We now know a good deal about the impact of increasing female representation on corporate boards. Longitudinal studies (the only ones of any relevance, as they separate causation from correlation) of companies in the United States, Germany and Norway show it leads to corporate financial decline. Our briefing paper on the matter has the Abstracts and URLs of five such studies:
Across the developed world major corporations are increasing female representation on their boards and senior executive levels, sometimes under government pressure, sometimes not. For anyone with an interest in this subject we suggest spending some time on the website of our associated initiative, Campaign for Merit in Business https://c4mb.wordpress.com.
We’re indebted to M, a supporter who lives in Eastern Europe, for pointing us to some intriguing pieces. He’s just come up with a new one, a real gem, relating to Qantas. From Wikipedia’s entry on the company:
Qantas Airways Limited is the flag carrier of Australia. The name was originally ‘QANTAS’, an acronym for ‘Queensland and Northern Territory Aerial Services’. Nicknamed ‘The Flying Kangaroo’, Qantas is Australia’s largest airline, the oldest continuously operated airline in the world, and the second oldest in the world overall… Qantas carries a 65% share of the Australian domestic market and carries 18.7% of all passengers travelling in and out of Australia.
Qantas has been going through turbulent times (pun intended). With fairly stable revenues and passenger numbers, it moved from an A$249 million profit after tax in 2010/11, to losses of A$244 million in 2011/12, and a derisory profit of just A$6 million in 2012/13. Also from Wikipedia:
In August 2011 the company announced that, due to financial losses and a decline in market share, major structural changes would be made. Up to 1,000 jobs would be lost in Australia…
The last thing Qantas would need in such difficult times would be time-consuming and distracting initiatives to drive up female representation on its board and senior executive levels. Under government pressure, however, that’s exactly what it’s faced for years, since at least 1999. Our thanks to M for pointing us to a 24-page document which will be depressing reading for any normal intelligent person – gender feminists, by contrast, will love it – Qantas’s 2011/12 report to the Equal Opportunity for Women in the Workplace Agency (EOWA):
To protect your sanity we’ve extracted from the document just a little of the content, from p.3:
The Qantas Group is covered by the Equal Opportunity for Women in the Workplace Act 1999 (Commonwealth) and to comply with the Act is required to:
– Develop an equal opportunity for women in the workplace program

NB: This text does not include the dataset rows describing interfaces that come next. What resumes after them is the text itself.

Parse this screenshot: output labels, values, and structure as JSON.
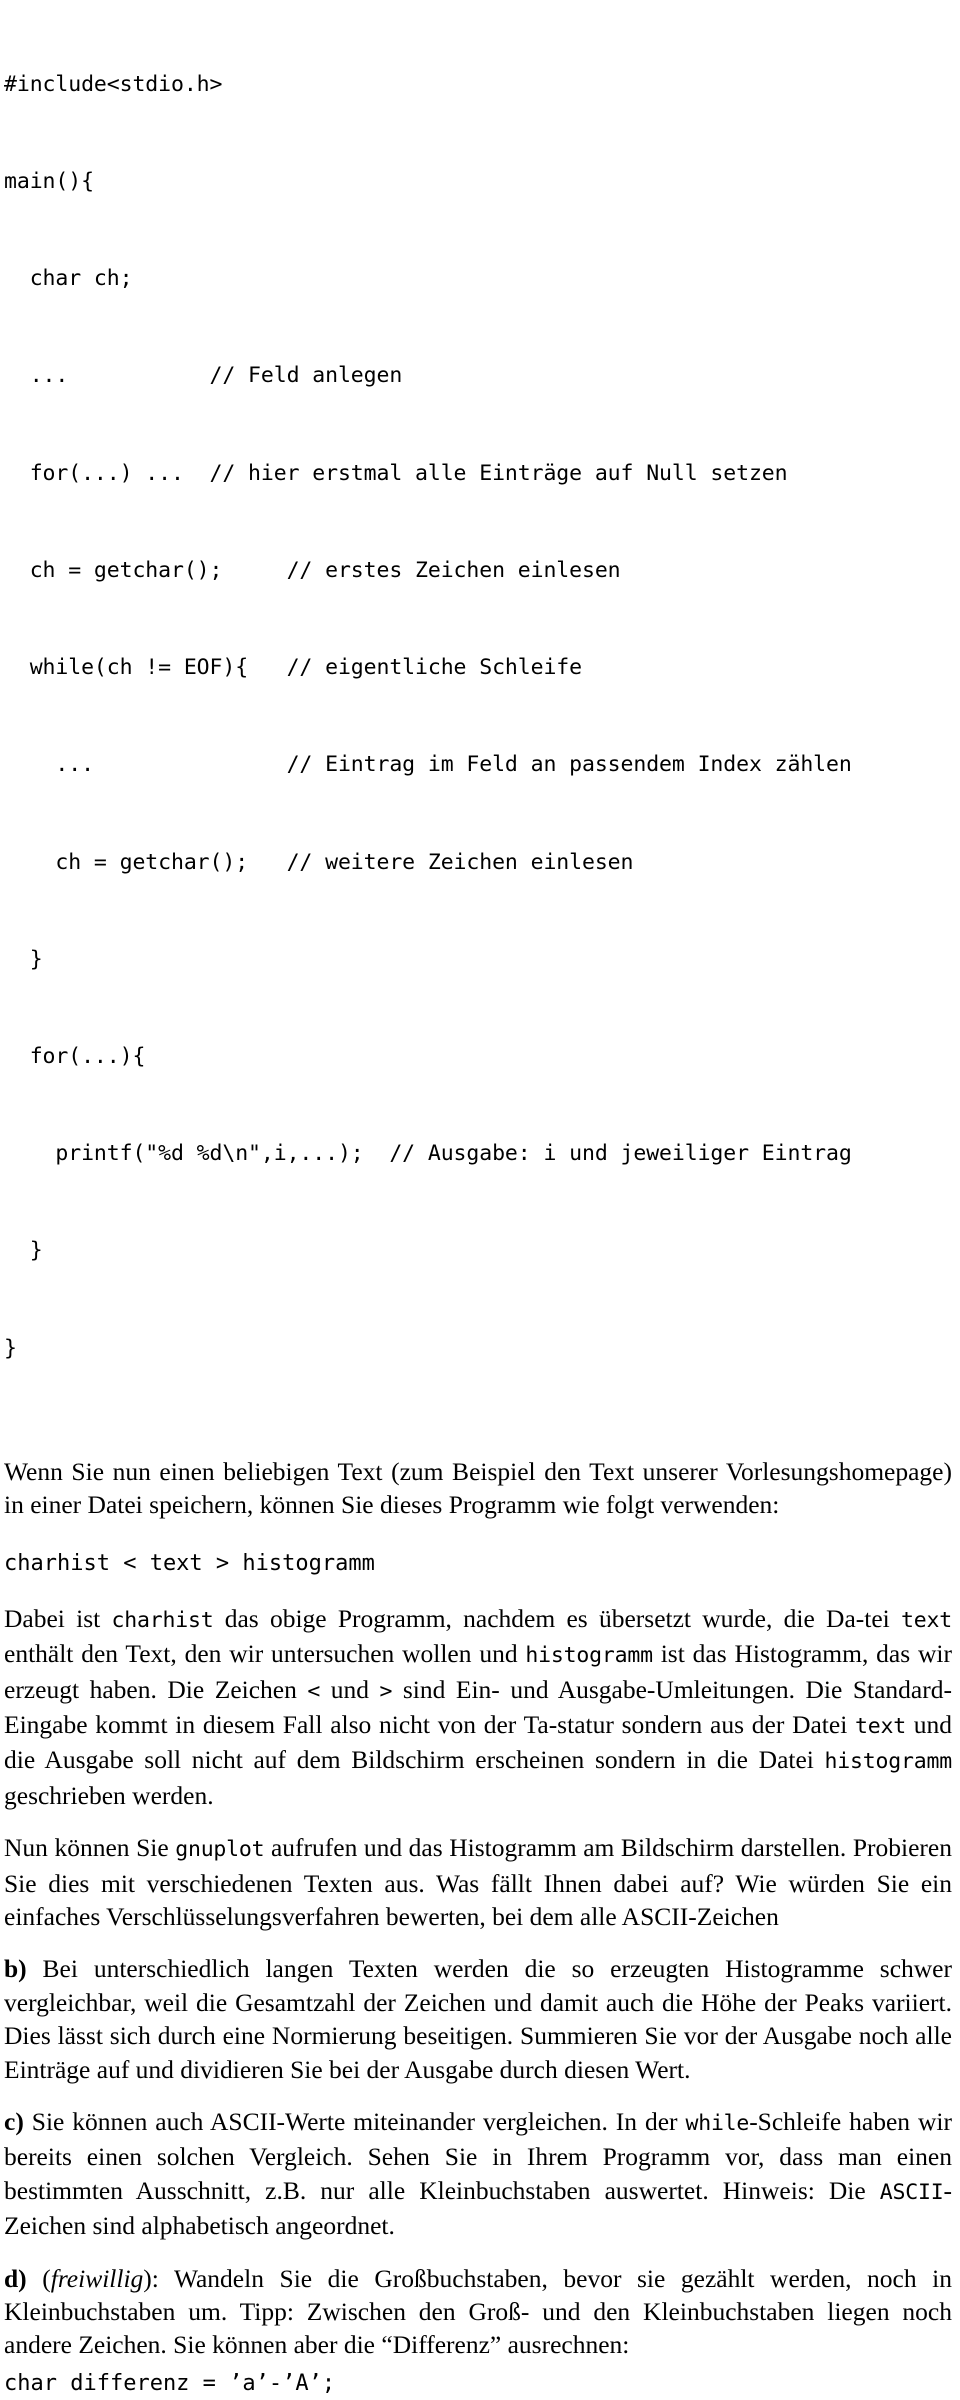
{
  "document": {
    "language": "de",
    "type": "programming-exercise-sheet"
  },
  "code_block": {
    "name": "charhist-c-source-listing",
    "lines": [
      "#include<stdio.h>",
      "main(){",
      "  char ch;",
      "  ...           // Feld anlegen",
      "  for(...) ...  // hier erstmal alle Einträge auf Null setzen",
      "  ch = getchar();     // erstes Zeichen einlesen",
      "  while(ch != EOF){   // eigentliche Schleife",
      "    ...               // Eintrag im Feld an passendem Index zählen",
      "    ch = getchar();   // weitere Zeichen einlesen",
      "  }",
      "  for(...){",
      "    printf(\"%d %d\\n\",i,...);  // Ausgabe: i und jeweiliger Eintrag",
      "  }",
      "}"
    ]
  },
  "paragraphs": {
    "intro": {
      "segments": [
        {
          "type": "text",
          "value": "Wenn Sie nun einen beliebigen Text (zum Beispiel den Text unserer Vorlesungsho-mepage) in einer Datei speichern, können Sie dieses Programm wie folgt verwenden:"
        }
      ],
      "plain": "Wenn Sie nun einen beliebigen Text (zum Beispiel den Text unserer Vorlesungshomepage) in einer Datei speichern, können Sie dieses Programm wie folgt verwenden:"
    },
    "command_line": "charhist < text > histogramm",
    "explanation": {
      "t1": "Dabei ist ",
      "c1": "charhist",
      "t2": " das obige Programm, nachdem es übersetzt wurde, die Da-tei ",
      "c2": "text",
      "t3": " enthält den Text, den wir untersuchen wollen und ",
      "c3": "histogramm",
      "t4": " ist das Histogramm, das wir erzeugt haben. Die Zeichen ",
      "c4": "<",
      "t5": " und ",
      "c5": ">",
      "t6": " sind Ein- und Ausgabe-Umleitungen. Die Standard-Eingabe kommt in diesem Fall also nicht von der Ta-statur sondern aus der Datei ",
      "c6": "text",
      "t7": " und die Ausgabe soll nicht auf dem Bildschirm erscheinen sondern in die Datei ",
      "c7": "histogramm",
      "t8": " geschrieben werden."
    },
    "gnuplot": {
      "t1": "Nun können Sie ",
      "c1": "gnuplot",
      "t2": " aufrufen und das Histogramm am Bildschirm darstellen. Probieren Sie dies mit verschiedenen Texten aus. Was fällt Ihnen dabei auf? Wie würden Sie ein einfaches Verschlüsselungsverfahren bewerten, bei dem alle ASCII-Zeichen"
    },
    "item_b": {
      "label": "b)",
      "text": " Bei unterschiedlich langen Texten werden die so erzeugten Histogramme schwer vergleichbar, weil die Gesamtzahl der Zeichen und damit auch die Höhe der Peaks variiert. Dies lässt sich durch eine Normierung beseitigen. Summieren Sie vor der Ausgabe noch alle Einträge auf und dividieren Sie bei der Ausgabe durch diesen Wert."
    },
    "item_c": {
      "label": "c)",
      "t1": " Sie können auch ASCII-Werte miteinander vergleichen. In der ",
      "c1": "while",
      "t2": "-Schleife haben wir bereits einen solchen Vergleich. Sehen Sie in Ihrem Programm vor, dass man einen bestimmten Ausschnitt, z.B. nur alle Kleinbuchstaben auswertet. Hinweis: Die ",
      "c2": "ASCII",
      "t3": "-Zeichen sind alphabetisch angeordnet."
    },
    "item_d": {
      "label": "d)",
      "t1": " (",
      "italic": "freiwillig",
      "t2": "): Wandeln Sie die Großbuchstaben, bevor sie gezählt werden, noch in Kleinbuchstaben um. Tipp: Zwischen den Groß- und den Kleinbuchstaben liegen noch andere Zeichen. Sie können aber die “Differenz” ausrechnen:"
    },
    "final_code_line": "char differenz = ’a’-’A’;"
  }
}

– Report annually (by 31 May) to the Equal Opportunity for Women in the Workplace Agency (EOWA) on the program and its effectiveness.
The report is being submitted on behalf of the Qantas Group and covers our workplace program gender diversity activities during the reporting period 1 April 2011 – 31 March 2012.
Diversity Highlights for 2011/2012
– The Qantas Board of Directors appointed one additional woman, increasing female representation to 25%, up by 8% since the last reporting period.
– Qantas has 57% female representation on the Qantas Foundation Board, as 4 of the 7 Directors are women.
– 2 of the 10 Directors of the Qantas Superannuation Board, including the Chairman are women, representing 20% of the Board.
– During the reporting period, the number of women employed on the Qantas Executive Committee (ExCo), reporting directly to the CEO increased to 3 or 27%. This is a significant increase from having zero representation 3 years ago in 2009.
– Qantas’ Company Secretary is female.
– The number of women in Senior Management roles (levels 2-4 in Table A) increased by 2% to 29% during the reporting period.
<End of extract. We apologise for inflicting that on you.>
So what’s been the consequence of the relentless march of women into senior roles at Qantas, both before and during the period in which the company has faced severe financial difficulties? Well, Standard & Poor’s (S&P) have just cut Qantas’s credit rating to ‘junk’ (link below). Oops.
In an effort to pour salt into Qantas’s wounds, Australia’s government is refusing to bail out the company, despite having assaulted it with gender diversity initiatives since at least 1999. We expect this matter will be resolved by an Asian company – probably a Chinese one – taking over Qantas, and immediately cancelling all such stupid initiatives. We assume that Australian feminists, and the politicians who’ve pandered to them for so long, are proud of having brought a once-great company to its knees.
As time goes on, across the developed world, we’ll see ever more examples of major companies being destroyed by gender diversity initiatives, and the Chinese in particular buying the assets at rock-bottom prices.